Source data: Begin

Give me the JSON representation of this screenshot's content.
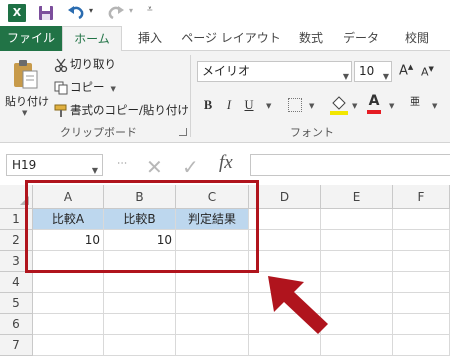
{
  "app": {
    "logo": "X"
  },
  "tabs": [
    "ファイル",
    "ホーム",
    "挿入",
    "ページ レイアウト",
    "数式",
    "データ",
    "校閲"
  ],
  "clipboard": {
    "paste_label": "貼り付け",
    "cut_label": "切り取り",
    "copy_label": "コピー",
    "format_painter_label": "書式のコピー/貼り付け",
    "group_label": "クリップボード"
  },
  "font": {
    "name": "メイリオ",
    "size": "10",
    "grow_label": "A",
    "shrink_label": "A",
    "bold_label": "B",
    "italic_label": "I",
    "underline_label": "U",
    "color_label": "A",
    "phonetic_label": "亜",
    "group_label": "フォント"
  },
  "formula_bar": {
    "name_box": "H19",
    "fx_label": "fx",
    "formula": ""
  },
  "sheet": {
    "columns": [
      "A",
      "B",
      "C",
      "D",
      "E",
      "F"
    ],
    "rows": [
      "1",
      "2",
      "3",
      "4",
      "5",
      "6",
      "7"
    ],
    "cells": {
      "A1": "比較A",
      "B1": "比較B",
      "C1": "判定結果",
      "A2": "10",
      "B2": "10"
    }
  },
  "colors": {
    "brand": "#217346",
    "header_fill": "#bdd7ee",
    "highlight": "#b0141d"
  }
}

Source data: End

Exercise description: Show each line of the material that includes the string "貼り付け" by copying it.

Task answer:
    "paste_label": "貼り付け",
    "format_painter_label": "書式のコピー/貼り付け",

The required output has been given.